Colombian Congressional Elections Favor Conservative Partido de la U and Juan Manuel Santos; Candidates with Paramilitary Ties Win Seats
March 16, 2010 By Staff
Today in Latin America
Top Story — Preliminary results from Colombia’s parliamentary elections held on Sunday indicate the country will continue to steer a conservative course.
The Partido de la U, which supports current President Álvaro Uribe, received the most Senate seats. The result augured well for former Defense Minister Juan Manuel Santos, who has pledged to maintain Uribe’s policies. Santos is currently favored to win May’s presidential election.
“Today the U party has won — the party of President Uribe,” Santos said on Sunday. “We are newly consolidated as the principle political force in the country.”
The elections were characterized by low voter turnout and numerous accusations of irregularities, according to news reports. Some 80 candidates received financing from illicit sources, including drug traffickers and paramilitaries, according to the Electoral Observation Mission (MOE, in Spanish), a non-governmental organization.
At least 25 Senate seats went to candidates under investigation for ties to right-wing paramilitary groups or to relatives of paramilitaries, Agence France-Presse reports.
Spanish speakers can view the election results at El Tiempo’s Web site.
Just published at the Latin America News Dispatch: Claudia Llosa’s “The Milk of Sorrow” Takes Peru to the Oscars (Film Review).
Headlines from the Western Hemisphere
- American FBI agents were sent to Ciudad Juárez to help Mexican authorities investigate the drive-by shootings of three people connected to the U.S. consulate.
- Evaristo Pacheco of Visión Informativa was killed in the state of Guerrero. He was the fourth journalist to be murdered in Mexico this year.
- Only 34,427 out of an estimated 100,000 to 200,000 undocumented Haitians living in the U.S. before the Jan. 12 earthquake have applied for Temporary Protected Status (TPS), which would allow them to live and work legally in the U.S. for 18 months.
- Haiti’s politicians and business leaders are finishing a reconstruction plan that could be worth up to $14 billion.
- Assassins gunned down news director for TV Aguán Nahúm Palacios in Tocoa, Honduras.
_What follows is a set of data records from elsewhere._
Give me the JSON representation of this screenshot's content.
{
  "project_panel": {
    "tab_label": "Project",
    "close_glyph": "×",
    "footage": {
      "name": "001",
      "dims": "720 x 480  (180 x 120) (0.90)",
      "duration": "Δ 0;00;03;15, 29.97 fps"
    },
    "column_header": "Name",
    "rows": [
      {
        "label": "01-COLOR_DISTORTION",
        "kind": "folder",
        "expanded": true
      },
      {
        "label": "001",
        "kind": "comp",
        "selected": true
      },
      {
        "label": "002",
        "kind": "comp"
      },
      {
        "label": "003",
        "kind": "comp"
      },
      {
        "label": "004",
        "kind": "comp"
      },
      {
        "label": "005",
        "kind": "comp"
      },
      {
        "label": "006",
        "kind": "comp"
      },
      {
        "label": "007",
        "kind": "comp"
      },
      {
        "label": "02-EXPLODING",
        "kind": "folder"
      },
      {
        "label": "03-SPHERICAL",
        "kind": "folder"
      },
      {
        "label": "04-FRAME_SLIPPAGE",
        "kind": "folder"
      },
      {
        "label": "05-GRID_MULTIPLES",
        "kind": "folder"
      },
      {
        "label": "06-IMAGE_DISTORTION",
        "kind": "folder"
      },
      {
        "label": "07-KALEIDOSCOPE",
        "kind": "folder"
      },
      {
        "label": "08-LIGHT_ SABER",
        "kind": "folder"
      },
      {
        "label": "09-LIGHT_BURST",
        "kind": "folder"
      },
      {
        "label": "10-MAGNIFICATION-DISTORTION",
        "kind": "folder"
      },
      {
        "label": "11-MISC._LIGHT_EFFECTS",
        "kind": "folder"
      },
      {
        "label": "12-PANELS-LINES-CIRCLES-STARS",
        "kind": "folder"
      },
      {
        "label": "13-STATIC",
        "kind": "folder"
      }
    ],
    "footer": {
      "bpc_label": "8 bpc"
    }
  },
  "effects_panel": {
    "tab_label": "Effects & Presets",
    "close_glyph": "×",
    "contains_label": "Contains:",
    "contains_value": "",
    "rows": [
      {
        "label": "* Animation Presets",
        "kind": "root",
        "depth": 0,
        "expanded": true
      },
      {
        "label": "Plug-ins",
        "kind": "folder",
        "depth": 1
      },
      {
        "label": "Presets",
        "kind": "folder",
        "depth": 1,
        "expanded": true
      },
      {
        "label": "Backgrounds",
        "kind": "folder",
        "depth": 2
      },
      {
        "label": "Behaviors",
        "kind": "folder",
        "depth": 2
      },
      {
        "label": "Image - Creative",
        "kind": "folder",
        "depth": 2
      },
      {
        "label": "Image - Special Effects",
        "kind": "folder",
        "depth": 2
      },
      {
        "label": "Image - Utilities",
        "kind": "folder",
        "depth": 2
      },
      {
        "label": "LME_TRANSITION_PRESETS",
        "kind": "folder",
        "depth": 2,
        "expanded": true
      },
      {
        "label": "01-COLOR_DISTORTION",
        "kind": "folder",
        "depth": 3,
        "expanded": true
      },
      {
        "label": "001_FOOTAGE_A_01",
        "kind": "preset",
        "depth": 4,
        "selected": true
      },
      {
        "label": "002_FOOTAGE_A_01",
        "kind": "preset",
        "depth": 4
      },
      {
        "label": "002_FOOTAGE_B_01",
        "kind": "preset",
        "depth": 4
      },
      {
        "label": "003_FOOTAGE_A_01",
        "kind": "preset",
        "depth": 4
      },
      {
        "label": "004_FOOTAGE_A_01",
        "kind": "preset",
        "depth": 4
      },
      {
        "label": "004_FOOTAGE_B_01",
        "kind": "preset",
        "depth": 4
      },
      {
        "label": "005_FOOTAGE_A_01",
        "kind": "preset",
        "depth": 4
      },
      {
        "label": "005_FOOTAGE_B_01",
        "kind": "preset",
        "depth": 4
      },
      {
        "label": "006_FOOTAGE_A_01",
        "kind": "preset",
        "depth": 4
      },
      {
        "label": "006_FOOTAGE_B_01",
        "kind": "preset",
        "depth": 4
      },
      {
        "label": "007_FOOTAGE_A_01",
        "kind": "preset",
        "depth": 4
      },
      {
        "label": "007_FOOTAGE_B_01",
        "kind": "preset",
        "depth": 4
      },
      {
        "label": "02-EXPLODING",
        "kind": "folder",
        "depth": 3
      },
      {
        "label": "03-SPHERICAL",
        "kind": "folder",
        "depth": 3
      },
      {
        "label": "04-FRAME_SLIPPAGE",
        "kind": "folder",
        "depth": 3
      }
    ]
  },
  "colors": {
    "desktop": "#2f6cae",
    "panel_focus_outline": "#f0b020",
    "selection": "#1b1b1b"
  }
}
He was the third Honduran journalist to be killed in the last two weeks.
- Roberto Micheletti, the former interim President of Honduras following the country’s June 28 coup last year, was denied entry to Nicaragua by immigration authorities. (Spanish)
- Bicyclists rode nude through the streets of Lima, Peru, in a protest to demand respect from the drivers with whom they share the road.
- Venezuelan President Hugo Chávez said that Basque immigrants living in Venezuela are not involved in terrorist activities. A Spanish judge has accused the Venezuelan government of assissting Colombian insurgents and Basque separatists in a plot to assassinate Colombian President Álvaro Uribe. Chávez denies the charges.
- Zulema Yoma, the ex-wife of former Argentine President Carlos Menem, asked to reopen an investigation into the death of the couple’s 26 year-old son in a helicopter accident fifteen years ago. Thirteen witnesses in the case are now dead.
- Electricity was restored in Chile on Monday after a blackout cut power to 90 per cent of the country.
- Brazilian President Lula da Silva met with Israeli leaders on Monday to urge peace talks and to discuss Israel’s free trade agreement with MERCOSUR, which goes into effect in April.
- Uruguayan President José Mujica and Bolivian President Evo Morales signed an agreement that will give Bolivia access to Uruguayan ports in exchange for Bolivian natural gas.
Image: Center for American Progress @ Flickr.